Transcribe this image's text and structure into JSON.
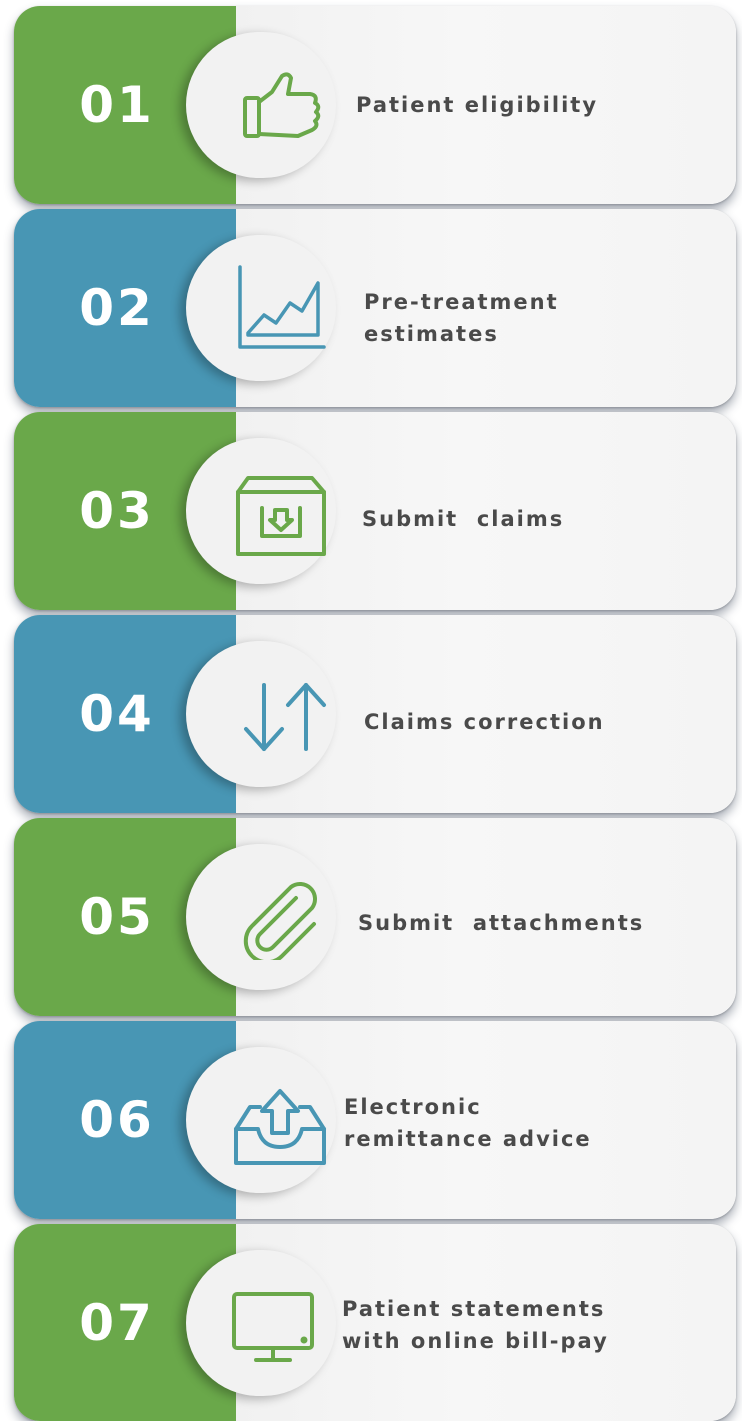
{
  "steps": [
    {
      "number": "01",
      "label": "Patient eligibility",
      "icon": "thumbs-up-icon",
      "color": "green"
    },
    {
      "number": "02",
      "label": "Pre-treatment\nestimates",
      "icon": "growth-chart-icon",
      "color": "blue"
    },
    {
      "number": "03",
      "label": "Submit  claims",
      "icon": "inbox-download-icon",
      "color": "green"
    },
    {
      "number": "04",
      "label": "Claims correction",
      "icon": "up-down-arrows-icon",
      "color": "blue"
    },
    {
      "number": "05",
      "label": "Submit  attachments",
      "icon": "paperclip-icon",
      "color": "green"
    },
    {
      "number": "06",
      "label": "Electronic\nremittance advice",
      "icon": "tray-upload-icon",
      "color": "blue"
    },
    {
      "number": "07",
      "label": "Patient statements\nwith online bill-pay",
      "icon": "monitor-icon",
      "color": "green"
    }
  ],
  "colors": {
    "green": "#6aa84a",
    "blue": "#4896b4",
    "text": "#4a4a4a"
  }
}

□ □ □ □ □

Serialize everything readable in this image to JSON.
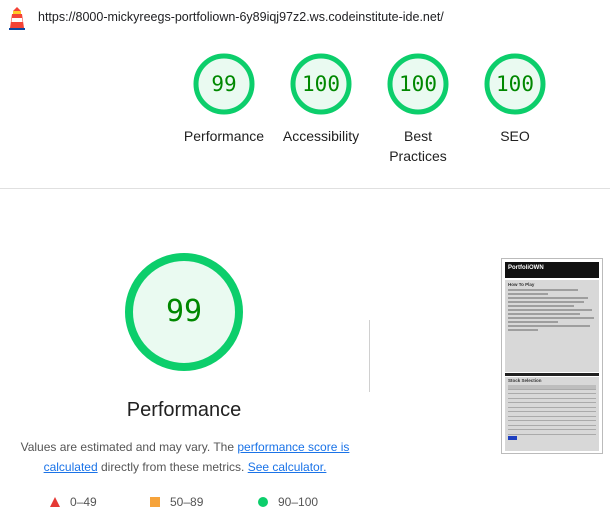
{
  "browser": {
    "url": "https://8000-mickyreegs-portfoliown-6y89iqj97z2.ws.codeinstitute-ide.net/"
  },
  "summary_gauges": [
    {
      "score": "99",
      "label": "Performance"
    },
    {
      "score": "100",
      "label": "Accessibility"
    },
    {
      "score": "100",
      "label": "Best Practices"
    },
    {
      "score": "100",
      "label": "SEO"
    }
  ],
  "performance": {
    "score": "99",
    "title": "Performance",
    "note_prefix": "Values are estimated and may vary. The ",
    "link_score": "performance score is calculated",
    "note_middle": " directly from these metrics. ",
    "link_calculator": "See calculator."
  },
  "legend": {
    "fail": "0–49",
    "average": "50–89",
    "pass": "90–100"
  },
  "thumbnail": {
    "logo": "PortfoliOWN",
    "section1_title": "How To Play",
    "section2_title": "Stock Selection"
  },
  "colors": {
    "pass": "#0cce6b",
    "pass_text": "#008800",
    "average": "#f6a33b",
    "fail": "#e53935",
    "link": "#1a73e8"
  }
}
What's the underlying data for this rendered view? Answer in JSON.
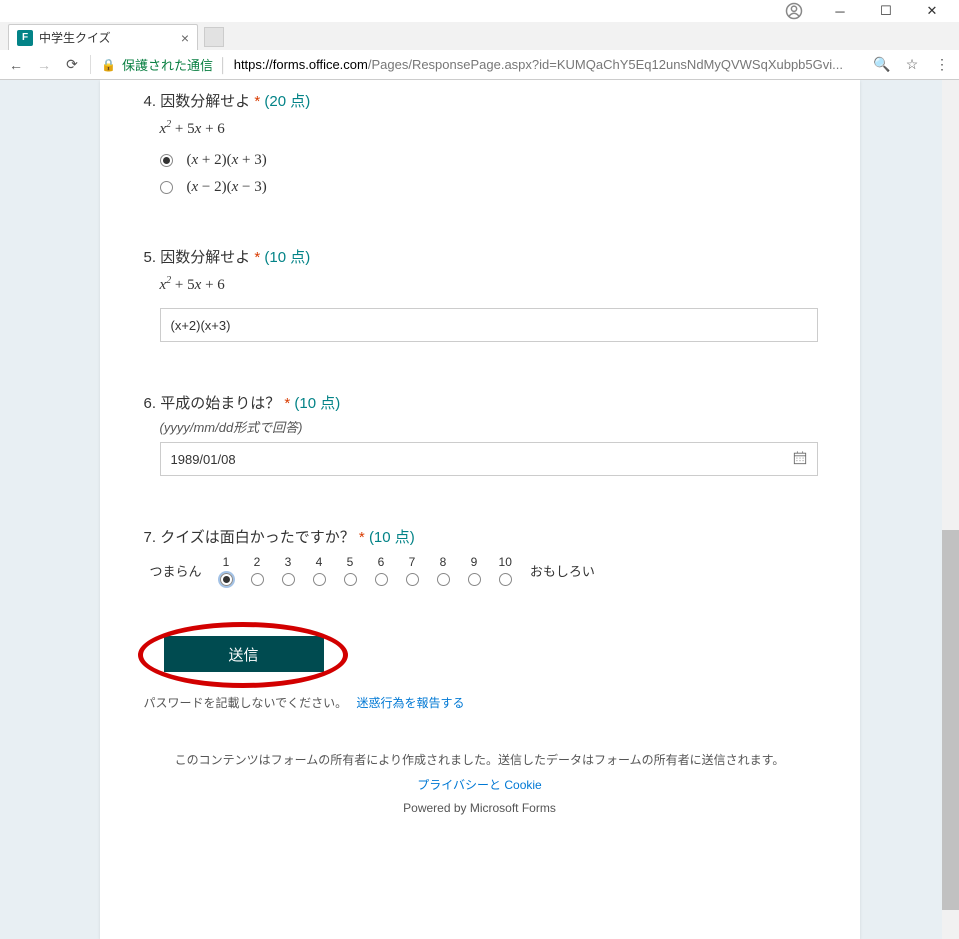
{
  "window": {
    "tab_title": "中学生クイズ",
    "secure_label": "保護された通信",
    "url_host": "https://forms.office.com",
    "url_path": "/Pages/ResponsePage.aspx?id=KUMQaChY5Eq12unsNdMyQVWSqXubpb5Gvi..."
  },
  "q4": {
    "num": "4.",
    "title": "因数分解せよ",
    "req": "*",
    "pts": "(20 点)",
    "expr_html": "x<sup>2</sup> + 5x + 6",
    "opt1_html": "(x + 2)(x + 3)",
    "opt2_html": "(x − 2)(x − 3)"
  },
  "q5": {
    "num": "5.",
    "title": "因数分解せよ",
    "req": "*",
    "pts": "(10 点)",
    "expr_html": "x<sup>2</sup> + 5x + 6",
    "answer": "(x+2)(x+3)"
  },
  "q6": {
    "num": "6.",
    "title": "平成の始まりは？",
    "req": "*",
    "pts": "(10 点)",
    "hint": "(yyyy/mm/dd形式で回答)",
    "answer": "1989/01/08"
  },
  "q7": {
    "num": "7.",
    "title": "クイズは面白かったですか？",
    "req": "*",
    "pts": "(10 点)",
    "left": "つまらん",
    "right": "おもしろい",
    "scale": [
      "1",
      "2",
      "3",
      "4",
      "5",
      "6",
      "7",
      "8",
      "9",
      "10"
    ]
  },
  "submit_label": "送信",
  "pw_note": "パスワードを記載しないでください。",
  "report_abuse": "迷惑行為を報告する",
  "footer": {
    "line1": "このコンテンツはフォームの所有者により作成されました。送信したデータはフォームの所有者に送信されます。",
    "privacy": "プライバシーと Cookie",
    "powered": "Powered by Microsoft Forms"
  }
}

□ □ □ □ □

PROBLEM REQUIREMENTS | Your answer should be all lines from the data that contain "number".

ANSWER BOX |
      "number": "01",
      "number": "02",
      "number": "03",
      "number": "04",
      "number": "05",
      "number": "06",
      "number": "07",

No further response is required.